• **PROBLEM DETAILS**:
Go through the data below. Pull out every line that has the word "current".

• **Items from a dataset**:
────────────────────────────────────────
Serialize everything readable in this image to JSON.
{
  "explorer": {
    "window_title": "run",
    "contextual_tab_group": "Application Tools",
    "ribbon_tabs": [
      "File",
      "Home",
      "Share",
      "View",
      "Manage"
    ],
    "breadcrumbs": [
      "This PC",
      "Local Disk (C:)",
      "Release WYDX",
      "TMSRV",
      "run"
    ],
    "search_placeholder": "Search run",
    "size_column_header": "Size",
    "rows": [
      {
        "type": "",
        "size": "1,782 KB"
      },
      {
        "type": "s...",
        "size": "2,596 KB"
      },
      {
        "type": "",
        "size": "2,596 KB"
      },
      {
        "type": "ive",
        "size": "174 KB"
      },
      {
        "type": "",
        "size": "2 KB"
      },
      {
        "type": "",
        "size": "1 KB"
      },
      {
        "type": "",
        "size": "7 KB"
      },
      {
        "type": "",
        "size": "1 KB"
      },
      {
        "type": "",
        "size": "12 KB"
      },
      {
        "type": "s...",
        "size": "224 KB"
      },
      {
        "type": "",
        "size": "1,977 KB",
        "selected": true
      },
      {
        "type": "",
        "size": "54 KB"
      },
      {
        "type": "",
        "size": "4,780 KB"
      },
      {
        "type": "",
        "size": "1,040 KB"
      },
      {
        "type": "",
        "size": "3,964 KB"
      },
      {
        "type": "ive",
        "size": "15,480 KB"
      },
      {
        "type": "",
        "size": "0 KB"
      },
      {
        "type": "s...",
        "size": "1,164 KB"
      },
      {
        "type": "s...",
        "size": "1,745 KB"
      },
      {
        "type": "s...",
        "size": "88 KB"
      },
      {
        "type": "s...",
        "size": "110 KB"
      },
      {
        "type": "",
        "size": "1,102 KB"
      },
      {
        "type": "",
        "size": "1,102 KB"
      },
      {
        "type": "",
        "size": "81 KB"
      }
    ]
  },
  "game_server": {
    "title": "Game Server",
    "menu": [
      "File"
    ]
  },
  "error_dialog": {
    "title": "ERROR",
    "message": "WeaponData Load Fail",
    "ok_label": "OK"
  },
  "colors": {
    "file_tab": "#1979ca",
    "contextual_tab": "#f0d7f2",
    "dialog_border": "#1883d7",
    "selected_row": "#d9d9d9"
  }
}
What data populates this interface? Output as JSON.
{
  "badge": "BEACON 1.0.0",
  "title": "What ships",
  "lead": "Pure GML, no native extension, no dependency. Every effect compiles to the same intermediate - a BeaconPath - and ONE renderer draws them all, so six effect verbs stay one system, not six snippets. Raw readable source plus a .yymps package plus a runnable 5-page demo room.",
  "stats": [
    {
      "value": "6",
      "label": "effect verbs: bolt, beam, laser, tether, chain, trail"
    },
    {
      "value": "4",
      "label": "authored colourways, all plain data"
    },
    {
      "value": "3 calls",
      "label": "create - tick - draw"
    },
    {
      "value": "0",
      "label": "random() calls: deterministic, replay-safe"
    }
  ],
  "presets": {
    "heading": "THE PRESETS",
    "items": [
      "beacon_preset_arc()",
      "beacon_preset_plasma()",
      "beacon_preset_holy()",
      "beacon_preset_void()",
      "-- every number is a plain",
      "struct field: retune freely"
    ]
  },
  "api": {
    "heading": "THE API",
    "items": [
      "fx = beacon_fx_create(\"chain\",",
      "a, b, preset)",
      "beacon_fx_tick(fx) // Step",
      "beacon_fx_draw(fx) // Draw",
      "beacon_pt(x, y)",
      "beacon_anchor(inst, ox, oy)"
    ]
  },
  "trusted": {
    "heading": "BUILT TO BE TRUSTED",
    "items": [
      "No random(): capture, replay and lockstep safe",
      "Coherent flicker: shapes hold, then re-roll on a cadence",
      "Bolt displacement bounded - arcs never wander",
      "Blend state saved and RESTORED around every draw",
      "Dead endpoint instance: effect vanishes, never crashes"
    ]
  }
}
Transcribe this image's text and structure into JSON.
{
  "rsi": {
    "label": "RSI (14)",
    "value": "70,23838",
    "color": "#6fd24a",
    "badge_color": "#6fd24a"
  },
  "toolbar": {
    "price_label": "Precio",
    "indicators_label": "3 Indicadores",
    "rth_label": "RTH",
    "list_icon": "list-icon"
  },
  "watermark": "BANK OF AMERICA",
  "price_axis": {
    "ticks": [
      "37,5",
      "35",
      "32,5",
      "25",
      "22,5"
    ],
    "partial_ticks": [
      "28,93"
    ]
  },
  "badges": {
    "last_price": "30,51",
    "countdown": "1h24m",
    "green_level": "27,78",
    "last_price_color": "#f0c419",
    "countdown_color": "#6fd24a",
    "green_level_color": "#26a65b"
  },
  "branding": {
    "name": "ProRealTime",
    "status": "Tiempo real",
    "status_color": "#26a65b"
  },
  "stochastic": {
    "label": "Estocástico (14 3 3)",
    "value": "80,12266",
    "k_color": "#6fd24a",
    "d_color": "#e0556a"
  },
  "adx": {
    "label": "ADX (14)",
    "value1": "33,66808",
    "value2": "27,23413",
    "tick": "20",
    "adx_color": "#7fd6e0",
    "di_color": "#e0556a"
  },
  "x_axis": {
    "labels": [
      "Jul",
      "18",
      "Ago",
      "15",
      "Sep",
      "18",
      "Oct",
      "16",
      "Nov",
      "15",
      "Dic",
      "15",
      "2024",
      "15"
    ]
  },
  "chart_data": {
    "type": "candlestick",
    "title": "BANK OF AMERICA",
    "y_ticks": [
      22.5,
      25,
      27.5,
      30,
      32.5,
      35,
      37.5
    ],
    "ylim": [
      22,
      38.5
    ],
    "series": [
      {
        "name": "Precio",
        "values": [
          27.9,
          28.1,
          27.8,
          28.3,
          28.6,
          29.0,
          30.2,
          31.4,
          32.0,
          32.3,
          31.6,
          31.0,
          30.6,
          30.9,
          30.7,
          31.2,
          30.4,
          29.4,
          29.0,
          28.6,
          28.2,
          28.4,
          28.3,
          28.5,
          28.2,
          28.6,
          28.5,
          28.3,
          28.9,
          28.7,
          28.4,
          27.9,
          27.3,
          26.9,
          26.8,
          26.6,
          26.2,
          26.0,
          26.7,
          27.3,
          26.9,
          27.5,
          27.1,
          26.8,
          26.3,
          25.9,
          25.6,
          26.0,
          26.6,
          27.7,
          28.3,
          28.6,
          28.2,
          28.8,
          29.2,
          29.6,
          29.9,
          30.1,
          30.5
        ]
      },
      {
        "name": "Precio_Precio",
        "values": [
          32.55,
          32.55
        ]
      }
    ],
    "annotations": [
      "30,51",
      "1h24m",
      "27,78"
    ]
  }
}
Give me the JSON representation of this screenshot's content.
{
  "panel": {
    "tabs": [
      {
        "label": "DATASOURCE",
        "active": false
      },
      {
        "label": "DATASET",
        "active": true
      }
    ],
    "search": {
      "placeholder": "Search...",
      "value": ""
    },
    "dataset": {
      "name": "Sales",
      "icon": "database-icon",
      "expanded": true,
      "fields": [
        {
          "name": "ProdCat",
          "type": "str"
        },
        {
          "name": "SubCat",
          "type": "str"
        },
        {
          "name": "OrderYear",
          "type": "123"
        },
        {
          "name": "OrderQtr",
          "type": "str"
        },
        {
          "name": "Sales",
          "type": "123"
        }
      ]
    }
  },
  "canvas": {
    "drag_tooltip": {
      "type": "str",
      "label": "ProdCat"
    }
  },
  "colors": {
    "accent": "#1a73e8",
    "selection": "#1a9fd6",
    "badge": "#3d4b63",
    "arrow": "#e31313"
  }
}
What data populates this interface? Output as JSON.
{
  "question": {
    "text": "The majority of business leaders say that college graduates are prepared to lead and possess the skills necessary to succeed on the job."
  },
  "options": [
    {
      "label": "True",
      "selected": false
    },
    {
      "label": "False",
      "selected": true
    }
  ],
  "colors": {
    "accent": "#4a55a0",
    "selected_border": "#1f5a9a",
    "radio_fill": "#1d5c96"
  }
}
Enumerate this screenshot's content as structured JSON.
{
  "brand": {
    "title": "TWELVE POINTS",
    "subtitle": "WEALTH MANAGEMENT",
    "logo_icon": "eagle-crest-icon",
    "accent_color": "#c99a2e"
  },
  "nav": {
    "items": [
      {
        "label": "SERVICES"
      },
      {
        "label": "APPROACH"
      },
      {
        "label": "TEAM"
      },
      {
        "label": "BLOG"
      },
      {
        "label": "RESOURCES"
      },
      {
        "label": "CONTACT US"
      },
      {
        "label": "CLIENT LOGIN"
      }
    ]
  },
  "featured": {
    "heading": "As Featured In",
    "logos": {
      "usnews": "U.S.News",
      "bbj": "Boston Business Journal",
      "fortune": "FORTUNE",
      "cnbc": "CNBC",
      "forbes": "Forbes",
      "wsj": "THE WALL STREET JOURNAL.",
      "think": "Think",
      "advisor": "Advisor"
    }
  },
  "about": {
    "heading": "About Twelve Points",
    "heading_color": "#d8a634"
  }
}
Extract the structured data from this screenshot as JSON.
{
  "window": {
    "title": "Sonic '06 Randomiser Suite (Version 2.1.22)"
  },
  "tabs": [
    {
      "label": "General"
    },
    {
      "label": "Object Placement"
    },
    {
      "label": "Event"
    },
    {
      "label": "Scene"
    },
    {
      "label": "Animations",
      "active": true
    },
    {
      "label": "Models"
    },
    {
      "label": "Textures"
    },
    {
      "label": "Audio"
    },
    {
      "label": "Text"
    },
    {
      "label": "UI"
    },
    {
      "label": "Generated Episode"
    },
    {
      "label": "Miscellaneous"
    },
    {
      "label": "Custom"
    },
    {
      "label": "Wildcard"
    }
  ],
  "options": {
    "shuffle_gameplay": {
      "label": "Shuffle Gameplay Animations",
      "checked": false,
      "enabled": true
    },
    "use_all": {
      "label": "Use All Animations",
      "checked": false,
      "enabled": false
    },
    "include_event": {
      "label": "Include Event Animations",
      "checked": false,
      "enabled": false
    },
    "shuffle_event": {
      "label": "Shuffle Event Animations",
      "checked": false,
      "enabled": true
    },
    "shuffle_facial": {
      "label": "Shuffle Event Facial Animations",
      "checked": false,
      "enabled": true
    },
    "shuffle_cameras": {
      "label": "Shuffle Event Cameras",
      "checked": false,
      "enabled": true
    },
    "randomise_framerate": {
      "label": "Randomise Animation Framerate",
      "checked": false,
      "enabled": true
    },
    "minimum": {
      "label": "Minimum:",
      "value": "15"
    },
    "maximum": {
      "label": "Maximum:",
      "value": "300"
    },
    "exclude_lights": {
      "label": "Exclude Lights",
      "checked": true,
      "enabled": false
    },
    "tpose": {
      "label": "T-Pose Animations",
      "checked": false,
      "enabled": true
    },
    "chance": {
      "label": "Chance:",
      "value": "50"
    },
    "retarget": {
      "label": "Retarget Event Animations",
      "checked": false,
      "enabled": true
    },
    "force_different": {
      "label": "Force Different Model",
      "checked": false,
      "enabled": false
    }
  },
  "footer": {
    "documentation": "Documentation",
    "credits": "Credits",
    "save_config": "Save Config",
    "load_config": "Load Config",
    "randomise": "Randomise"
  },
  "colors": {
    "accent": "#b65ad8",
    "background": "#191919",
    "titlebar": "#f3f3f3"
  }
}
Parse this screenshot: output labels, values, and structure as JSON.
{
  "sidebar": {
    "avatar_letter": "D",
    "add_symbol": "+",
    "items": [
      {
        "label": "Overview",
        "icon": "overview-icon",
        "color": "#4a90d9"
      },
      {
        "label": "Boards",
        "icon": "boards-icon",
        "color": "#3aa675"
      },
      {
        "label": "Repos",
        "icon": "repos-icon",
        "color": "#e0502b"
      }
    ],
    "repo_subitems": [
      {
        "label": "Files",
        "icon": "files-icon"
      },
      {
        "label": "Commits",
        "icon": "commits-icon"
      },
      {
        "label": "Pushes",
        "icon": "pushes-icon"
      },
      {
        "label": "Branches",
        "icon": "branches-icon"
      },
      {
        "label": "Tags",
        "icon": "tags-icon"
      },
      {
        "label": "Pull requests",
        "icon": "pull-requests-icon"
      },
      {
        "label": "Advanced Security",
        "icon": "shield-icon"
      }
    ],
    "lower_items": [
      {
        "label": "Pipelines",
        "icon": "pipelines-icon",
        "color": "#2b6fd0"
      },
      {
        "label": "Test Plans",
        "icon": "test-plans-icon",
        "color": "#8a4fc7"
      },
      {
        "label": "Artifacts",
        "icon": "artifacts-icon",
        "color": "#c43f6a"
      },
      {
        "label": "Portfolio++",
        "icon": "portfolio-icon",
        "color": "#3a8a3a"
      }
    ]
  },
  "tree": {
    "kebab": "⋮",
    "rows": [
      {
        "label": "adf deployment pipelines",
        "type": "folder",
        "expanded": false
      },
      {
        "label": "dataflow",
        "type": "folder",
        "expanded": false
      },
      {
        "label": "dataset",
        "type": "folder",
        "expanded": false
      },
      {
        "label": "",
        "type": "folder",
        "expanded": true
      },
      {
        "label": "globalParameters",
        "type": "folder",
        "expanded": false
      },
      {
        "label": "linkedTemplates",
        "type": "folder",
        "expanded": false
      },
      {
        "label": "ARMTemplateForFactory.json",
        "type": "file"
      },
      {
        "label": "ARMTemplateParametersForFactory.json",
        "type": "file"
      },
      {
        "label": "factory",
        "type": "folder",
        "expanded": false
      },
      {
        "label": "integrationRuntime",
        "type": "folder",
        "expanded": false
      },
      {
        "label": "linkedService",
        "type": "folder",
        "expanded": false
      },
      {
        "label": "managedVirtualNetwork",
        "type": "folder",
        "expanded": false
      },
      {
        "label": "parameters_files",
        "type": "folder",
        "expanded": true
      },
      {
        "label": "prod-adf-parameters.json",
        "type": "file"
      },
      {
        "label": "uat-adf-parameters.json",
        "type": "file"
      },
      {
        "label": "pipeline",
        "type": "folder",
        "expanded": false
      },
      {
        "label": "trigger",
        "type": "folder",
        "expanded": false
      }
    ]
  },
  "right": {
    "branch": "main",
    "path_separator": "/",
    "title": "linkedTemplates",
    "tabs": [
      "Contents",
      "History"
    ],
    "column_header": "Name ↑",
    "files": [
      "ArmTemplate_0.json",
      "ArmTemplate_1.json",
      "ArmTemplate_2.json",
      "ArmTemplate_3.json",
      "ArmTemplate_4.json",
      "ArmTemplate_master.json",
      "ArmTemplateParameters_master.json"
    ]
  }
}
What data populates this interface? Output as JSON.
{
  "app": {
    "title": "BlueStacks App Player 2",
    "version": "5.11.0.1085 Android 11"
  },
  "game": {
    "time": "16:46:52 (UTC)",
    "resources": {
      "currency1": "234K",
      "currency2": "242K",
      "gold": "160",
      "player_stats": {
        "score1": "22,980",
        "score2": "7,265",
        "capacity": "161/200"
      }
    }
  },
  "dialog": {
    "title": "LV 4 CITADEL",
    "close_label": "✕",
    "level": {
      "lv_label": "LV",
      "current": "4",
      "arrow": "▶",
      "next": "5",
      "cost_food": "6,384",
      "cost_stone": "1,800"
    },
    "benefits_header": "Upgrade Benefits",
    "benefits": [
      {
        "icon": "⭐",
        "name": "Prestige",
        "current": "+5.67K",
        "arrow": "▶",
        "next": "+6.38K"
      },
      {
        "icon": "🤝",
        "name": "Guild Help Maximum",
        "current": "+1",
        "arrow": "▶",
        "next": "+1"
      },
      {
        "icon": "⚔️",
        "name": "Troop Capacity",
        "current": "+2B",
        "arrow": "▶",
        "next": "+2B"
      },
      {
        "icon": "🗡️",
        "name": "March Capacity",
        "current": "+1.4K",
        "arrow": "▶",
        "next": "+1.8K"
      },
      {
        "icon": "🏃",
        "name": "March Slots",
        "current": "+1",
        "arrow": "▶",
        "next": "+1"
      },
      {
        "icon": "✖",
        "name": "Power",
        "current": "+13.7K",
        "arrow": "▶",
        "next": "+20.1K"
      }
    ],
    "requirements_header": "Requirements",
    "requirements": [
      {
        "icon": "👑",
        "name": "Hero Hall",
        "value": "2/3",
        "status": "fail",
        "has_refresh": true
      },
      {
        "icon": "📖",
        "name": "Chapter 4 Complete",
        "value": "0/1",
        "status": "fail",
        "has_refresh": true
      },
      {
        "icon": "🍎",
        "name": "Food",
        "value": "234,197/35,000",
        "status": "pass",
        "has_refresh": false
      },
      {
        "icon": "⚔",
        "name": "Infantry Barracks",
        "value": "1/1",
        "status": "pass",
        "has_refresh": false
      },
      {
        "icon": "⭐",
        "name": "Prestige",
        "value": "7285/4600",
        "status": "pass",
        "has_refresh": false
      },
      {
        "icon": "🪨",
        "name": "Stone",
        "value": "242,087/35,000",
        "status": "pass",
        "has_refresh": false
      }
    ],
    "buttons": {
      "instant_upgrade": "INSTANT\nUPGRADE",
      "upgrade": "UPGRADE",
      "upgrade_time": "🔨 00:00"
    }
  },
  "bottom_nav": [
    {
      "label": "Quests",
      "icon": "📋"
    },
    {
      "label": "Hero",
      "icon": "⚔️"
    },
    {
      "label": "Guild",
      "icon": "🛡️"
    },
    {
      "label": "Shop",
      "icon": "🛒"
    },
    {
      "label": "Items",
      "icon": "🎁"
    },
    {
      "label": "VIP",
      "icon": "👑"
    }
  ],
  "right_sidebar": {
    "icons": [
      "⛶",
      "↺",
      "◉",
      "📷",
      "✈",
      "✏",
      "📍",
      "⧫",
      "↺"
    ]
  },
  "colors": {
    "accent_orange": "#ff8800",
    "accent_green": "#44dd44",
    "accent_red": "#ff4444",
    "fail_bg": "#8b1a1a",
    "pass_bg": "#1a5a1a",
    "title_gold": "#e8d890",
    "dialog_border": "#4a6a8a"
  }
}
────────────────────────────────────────
• **RESULT OF THE EXERCISE**:
      "current": "4",
        "current": "+5.67K",
        "current": "+1",
        "current": "+2B",
        "current": "+1.4K",
        "current": "+1",
        "current": "+13.7K",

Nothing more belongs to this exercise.